### PROBLEM REQUIREMENTS
From the records, pick out and copy each line containing "amount".

### DATA FOR ANALYSIS
● ● ●

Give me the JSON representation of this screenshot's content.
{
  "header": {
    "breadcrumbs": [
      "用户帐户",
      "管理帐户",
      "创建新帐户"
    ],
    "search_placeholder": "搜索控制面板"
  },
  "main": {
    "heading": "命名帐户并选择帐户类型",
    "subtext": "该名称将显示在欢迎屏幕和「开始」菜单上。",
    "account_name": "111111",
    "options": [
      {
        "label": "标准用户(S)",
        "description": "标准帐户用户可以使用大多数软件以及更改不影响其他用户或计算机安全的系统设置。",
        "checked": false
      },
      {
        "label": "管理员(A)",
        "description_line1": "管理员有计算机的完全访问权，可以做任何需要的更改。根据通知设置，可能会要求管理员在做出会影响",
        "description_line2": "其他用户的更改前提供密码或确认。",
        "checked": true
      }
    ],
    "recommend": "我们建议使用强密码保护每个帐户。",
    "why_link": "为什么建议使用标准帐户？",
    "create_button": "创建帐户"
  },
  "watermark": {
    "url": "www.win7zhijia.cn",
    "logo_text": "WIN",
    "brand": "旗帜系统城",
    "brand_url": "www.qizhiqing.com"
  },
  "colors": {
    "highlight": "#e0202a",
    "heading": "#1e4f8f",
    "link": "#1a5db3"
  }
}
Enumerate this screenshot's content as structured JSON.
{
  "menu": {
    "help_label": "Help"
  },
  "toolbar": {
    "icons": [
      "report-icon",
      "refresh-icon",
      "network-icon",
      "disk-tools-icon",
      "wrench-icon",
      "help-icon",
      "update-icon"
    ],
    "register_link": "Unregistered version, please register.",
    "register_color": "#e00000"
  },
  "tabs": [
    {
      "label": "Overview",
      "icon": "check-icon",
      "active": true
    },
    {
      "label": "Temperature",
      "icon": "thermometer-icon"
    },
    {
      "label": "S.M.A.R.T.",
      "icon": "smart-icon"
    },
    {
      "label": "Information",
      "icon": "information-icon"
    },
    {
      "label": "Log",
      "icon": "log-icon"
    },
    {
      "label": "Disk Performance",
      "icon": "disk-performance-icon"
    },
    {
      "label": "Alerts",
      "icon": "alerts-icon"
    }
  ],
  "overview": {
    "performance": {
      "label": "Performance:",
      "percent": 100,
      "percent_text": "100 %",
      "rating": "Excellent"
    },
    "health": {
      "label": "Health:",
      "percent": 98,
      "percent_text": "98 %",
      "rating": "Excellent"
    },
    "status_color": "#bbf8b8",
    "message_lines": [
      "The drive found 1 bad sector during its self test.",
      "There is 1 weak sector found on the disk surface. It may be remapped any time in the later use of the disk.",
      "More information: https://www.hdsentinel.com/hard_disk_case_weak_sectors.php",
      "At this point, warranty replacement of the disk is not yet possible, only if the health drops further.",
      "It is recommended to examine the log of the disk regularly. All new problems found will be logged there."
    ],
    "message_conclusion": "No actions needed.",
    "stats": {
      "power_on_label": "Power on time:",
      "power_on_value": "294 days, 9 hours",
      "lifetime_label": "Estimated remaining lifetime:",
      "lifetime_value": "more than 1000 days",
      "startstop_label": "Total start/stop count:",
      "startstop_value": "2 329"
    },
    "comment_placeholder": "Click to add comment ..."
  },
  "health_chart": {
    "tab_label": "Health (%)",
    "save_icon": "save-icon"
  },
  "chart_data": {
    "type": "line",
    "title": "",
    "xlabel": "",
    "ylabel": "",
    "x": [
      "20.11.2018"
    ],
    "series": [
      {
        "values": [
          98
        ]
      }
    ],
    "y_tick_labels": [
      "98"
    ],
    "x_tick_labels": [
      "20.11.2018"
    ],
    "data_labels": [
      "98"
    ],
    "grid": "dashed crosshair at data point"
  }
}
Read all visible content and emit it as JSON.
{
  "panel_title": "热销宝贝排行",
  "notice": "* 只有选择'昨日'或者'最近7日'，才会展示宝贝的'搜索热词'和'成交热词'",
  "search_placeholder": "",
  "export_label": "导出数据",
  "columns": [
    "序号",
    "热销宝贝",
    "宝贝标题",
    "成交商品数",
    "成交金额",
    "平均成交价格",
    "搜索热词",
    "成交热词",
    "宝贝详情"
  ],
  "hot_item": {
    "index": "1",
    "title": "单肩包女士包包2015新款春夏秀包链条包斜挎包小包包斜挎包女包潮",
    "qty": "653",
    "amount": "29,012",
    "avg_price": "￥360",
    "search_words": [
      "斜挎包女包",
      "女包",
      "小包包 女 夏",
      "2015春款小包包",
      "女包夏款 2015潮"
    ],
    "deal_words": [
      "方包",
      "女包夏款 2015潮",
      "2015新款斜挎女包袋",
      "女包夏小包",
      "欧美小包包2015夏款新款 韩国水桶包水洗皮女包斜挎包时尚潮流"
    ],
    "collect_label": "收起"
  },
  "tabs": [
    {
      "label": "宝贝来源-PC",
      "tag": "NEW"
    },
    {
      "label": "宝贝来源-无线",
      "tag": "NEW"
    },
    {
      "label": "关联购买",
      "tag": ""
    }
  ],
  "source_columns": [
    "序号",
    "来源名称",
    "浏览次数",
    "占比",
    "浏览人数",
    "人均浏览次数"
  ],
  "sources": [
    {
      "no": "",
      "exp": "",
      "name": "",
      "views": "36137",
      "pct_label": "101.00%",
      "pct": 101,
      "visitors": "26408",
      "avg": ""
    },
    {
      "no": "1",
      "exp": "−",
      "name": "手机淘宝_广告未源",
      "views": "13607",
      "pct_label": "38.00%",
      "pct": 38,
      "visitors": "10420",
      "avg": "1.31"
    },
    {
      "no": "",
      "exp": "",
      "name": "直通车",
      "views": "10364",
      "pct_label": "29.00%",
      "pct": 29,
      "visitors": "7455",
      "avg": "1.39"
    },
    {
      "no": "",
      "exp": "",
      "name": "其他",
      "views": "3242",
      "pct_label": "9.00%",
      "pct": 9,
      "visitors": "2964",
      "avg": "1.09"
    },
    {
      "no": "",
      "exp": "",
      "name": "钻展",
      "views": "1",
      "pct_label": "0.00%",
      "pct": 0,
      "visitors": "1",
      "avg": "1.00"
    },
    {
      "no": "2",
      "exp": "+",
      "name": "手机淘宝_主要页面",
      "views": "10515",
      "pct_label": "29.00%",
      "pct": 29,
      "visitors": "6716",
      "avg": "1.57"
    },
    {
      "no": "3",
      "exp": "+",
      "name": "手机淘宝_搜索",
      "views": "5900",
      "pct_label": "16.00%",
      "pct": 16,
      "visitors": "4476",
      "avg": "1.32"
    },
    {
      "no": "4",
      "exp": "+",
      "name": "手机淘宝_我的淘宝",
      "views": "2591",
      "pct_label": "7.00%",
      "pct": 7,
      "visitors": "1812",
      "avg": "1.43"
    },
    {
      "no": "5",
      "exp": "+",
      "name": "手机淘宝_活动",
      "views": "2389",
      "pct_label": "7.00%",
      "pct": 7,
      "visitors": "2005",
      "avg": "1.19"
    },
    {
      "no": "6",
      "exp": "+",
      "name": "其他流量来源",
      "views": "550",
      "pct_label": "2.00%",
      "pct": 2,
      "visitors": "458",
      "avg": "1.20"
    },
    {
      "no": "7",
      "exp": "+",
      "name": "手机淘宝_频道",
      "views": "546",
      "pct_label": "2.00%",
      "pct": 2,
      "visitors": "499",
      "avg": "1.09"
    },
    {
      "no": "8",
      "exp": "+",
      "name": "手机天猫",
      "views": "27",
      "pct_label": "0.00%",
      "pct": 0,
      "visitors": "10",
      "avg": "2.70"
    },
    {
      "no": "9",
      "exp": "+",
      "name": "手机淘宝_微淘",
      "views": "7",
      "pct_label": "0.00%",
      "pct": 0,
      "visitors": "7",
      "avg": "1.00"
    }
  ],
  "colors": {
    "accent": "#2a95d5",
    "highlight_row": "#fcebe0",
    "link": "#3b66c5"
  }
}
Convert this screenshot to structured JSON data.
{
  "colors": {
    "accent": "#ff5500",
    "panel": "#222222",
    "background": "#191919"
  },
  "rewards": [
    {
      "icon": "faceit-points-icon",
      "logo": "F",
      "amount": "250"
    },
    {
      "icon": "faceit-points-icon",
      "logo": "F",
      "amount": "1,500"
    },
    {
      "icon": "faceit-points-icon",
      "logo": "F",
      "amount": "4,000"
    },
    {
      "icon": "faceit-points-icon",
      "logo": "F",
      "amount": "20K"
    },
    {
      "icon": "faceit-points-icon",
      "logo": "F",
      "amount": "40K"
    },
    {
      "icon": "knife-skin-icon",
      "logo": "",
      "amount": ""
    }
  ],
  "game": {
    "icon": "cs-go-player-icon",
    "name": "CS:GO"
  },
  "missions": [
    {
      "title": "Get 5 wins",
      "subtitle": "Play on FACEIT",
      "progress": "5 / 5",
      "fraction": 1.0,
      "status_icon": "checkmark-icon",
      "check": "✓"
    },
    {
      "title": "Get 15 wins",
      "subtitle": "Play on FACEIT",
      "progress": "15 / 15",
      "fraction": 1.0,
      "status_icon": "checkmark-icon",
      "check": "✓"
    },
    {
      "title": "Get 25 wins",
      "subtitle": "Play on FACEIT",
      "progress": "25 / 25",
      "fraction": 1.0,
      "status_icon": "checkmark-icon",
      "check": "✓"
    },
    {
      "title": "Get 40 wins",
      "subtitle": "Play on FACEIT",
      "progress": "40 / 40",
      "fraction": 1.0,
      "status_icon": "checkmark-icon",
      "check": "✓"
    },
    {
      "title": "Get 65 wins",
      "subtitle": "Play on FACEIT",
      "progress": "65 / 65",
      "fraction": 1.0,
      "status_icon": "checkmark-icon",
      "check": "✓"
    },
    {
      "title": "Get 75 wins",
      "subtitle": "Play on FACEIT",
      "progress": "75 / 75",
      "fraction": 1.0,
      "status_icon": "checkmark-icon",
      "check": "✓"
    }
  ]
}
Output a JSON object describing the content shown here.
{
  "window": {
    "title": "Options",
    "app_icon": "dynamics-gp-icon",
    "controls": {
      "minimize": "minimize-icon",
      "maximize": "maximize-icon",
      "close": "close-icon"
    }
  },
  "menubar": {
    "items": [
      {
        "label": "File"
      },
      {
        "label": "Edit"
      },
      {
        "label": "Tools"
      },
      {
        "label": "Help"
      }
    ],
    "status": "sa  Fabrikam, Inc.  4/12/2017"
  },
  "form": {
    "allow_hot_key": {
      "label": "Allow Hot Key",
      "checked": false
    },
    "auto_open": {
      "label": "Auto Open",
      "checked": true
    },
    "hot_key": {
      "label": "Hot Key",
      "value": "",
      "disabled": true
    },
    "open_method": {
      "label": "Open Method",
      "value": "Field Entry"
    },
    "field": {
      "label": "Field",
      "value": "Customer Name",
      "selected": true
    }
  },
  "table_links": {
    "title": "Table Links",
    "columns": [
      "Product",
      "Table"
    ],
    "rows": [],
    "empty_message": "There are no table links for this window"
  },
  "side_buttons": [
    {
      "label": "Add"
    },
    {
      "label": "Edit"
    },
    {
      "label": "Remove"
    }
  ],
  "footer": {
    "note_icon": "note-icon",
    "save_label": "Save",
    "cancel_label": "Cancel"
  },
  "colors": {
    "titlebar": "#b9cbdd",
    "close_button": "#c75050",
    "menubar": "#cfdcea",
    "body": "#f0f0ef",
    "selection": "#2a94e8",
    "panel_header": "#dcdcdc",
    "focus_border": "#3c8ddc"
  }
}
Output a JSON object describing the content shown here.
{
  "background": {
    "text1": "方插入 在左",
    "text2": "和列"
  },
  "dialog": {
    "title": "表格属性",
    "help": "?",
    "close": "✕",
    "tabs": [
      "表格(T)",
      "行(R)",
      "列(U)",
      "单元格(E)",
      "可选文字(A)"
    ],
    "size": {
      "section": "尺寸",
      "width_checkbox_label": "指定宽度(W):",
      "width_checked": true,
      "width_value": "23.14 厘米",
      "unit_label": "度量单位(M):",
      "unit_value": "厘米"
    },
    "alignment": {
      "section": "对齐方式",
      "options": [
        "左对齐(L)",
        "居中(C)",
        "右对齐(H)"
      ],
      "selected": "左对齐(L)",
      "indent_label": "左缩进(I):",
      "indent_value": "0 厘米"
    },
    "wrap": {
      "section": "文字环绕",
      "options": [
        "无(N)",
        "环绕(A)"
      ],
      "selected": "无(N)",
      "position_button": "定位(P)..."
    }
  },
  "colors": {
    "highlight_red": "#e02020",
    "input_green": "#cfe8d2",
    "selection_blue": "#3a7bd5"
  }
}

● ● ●

### SOLUTION FOR THIS EXERCISE
    "amount": "29,012",
      "amount": "250"
      "amount": "1,500"
      "amount": "4,000"
      "amount": "20K"
      "amount": "40K"
      "amount": ""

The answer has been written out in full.